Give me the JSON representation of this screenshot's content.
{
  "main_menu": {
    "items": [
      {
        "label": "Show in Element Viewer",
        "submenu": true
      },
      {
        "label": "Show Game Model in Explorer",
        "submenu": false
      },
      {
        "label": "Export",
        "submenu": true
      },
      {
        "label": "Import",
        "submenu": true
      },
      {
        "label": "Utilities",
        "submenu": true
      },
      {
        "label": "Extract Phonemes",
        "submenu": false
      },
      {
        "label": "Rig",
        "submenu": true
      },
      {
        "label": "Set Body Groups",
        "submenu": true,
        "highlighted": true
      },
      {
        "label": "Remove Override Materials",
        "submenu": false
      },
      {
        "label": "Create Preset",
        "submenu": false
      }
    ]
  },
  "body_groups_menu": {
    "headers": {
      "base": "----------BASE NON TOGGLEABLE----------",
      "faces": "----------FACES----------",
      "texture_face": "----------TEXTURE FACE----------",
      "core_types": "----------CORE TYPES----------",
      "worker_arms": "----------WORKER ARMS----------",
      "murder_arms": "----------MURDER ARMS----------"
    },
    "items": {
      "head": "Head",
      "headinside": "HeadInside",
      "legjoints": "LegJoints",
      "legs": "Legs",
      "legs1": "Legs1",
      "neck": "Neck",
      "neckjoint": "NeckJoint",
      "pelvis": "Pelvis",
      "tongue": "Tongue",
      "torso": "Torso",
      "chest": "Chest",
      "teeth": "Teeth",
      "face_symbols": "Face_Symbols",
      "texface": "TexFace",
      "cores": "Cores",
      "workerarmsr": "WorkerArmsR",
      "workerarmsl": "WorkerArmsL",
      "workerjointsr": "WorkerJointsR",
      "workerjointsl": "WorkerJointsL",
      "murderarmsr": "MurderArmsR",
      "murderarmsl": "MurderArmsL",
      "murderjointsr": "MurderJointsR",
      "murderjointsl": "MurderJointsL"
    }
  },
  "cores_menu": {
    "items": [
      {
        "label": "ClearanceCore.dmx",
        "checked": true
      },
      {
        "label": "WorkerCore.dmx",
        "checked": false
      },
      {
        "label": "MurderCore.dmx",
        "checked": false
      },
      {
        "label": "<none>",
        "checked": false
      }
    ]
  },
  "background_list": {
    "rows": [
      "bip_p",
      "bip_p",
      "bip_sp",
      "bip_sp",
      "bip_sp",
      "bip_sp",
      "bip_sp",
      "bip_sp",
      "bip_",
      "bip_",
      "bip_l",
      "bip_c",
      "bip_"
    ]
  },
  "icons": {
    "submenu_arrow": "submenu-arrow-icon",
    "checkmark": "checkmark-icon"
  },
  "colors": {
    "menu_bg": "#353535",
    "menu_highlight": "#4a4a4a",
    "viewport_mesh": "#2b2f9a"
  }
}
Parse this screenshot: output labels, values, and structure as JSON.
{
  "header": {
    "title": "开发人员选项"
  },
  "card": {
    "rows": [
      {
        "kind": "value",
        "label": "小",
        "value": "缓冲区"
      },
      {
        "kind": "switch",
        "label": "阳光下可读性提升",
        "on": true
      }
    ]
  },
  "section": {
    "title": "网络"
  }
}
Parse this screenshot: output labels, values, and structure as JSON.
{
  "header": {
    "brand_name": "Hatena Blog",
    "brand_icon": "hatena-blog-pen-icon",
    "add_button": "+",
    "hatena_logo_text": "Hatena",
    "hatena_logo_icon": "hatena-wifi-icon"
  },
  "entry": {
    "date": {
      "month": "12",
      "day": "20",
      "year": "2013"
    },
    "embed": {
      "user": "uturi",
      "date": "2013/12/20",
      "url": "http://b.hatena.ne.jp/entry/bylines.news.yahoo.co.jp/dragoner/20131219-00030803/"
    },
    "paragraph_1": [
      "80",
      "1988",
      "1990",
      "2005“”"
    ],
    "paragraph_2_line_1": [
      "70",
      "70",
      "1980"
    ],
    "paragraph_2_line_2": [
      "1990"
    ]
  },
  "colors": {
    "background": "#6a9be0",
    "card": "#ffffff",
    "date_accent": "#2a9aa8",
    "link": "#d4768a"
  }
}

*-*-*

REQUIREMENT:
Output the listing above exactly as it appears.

SOLUTION TO THE EXERCISE:
Give me the JSON representation of this screenshot's content.
{
  "main_menu": {
    "items": [
      {
        "label": "Show in Element Viewer",
        "submenu": true
      },
      {
        "label": "Show Game Model in Explorer",
        "submenu": false
      },
      {
        "label": "Export",
        "submenu": true
      },
      {
        "label": "Import",
        "submenu": true
      },
      {
        "label": "Utilities",
        "submenu": true
      },
      {
        "label": "Extract Phonemes",
        "submenu": false
      },
      {
        "label": "Rig",
        "submenu": true
      },
      {
        "label": "Set Body Groups",
        "submenu": true,
        "highlighted": true
      },
      {
        "label": "Remove Override Materials",
        "submenu": false
      },
      {
        "label": "Create Preset",
        "submenu": false
      }
    ]
  },
  "body_groups_menu": {
    "headers": {
      "base": "----------BASE NON TOGGLEABLE----------",
      "faces": "----------FACES----------",
      "texture_face": "----------TEXTURE FACE----------",
      "core_types": "----------CORE TYPES----------",
      "worker_arms": "----------WORKER ARMS----------",
      "murder_arms": "----------MURDER ARMS----------"
    },
    "items": {
      "head": "Head",
      "headinside": "HeadInside",
      "legjoints": "LegJoints",
      "legs": "Legs",
      "legs1": "Legs1",
      "neck": "Neck",
      "neckjoint": "NeckJoint",
      "pelvis": "Pelvis",
      "tongue": "Tongue",
      "torso": "Torso",
      "chest": "Chest",
      "teeth": "Teeth",
      "face_symbols": "Face_Symbols",
      "texface": "TexFace",
      "cores": "Cores",
      "workerarmsr": "WorkerArmsR",
      "workerarmsl": "WorkerArmsL",
      "workerjointsr": "WorkerJointsR",
      "workerjointsl": "WorkerJointsL",
      "murderarmsr": "MurderArmsR",
      "murderarmsl": "MurderArmsL",
      "murderjointsr": "MurderJointsR",
      "murderjointsl": "MurderJointsL"
    }
  },
  "cores_menu": {
    "items": [
      {
        "label": "ClearanceCore.dmx",
        "checked": true
      },
      {
        "label": "WorkerCore.dmx",
        "checked": false
      },
      {
        "label": "MurderCore.dmx",
        "checked": false
      },
      {
        "label": "<none>",
        "checked": false
      }
    ]
  },
  "background_list": {
    "rows": [
      "bip_p",
      "bip_p",
      "bip_sp",
      "bip_sp",
      "bip_sp",
      "bip_sp",
      "bip_sp",
      "bip_sp",
      "bip_",
      "bip_",
      "bip_l",
      "bip_c",
      "bip_"
    ]
  },
  "icons": {
    "submenu_arrow": "submenu-arrow-icon",
    "checkmark": "checkmark-icon"
  },
  "colors": {
    "menu_bg": "#353535",
    "menu_highlight": "#4a4a4a",
    "viewport_mesh": "#2b2f9a"
  }
}
Parse this screenshot: output labels, values, and structure as JSON.
{
  "header": {
    "title": "开发人员选项"
  },
  "card": {
    "rows": [
      {
        "kind": "value",
        "label": "小",
        "value": "缓冲区"
      },
      {
        "kind": "switch",
        "label": "阳光下可读性提升",
        "on": true
      }
    ]
  },
  "section": {
    "title": "网络"
  }
}
Parse this screenshot: output labels, values, and structure as JSON.
{
  "header": {
    "brand_name": "Hatena Blog",
    "brand_icon": "hatena-blog-pen-icon",
    "add_button": "+",
    "hatena_logo_text": "Hatena",
    "hatena_logo_icon": "hatena-wifi-icon"
  },
  "entry": {
    "date": {
      "month": "12",
      "day": "20",
      "year": "2013"
    },
    "embed": {
      "user": "uturi",
      "date": "2013/12/20",
      "url": "http://b.hatena.ne.jp/entry/bylines.news.yahoo.co.jp/dragoner/20131219-00030803/"
    },
    "paragraph_1": [
      "80",
      "1988",
      "1990",
      "2005“”"
    ],
    "paragraph_2_line_1": [
      "70",
      "70",
      "1980"
    ],
    "paragraph_2_line_2": [
      "1990"
    ]
  },
  "colors": {
    "background": "#6a9be0",
    "card": "#ffffff",
    "date_accent": "#2a9aa8",
    "link": "#d4768a"
  }
}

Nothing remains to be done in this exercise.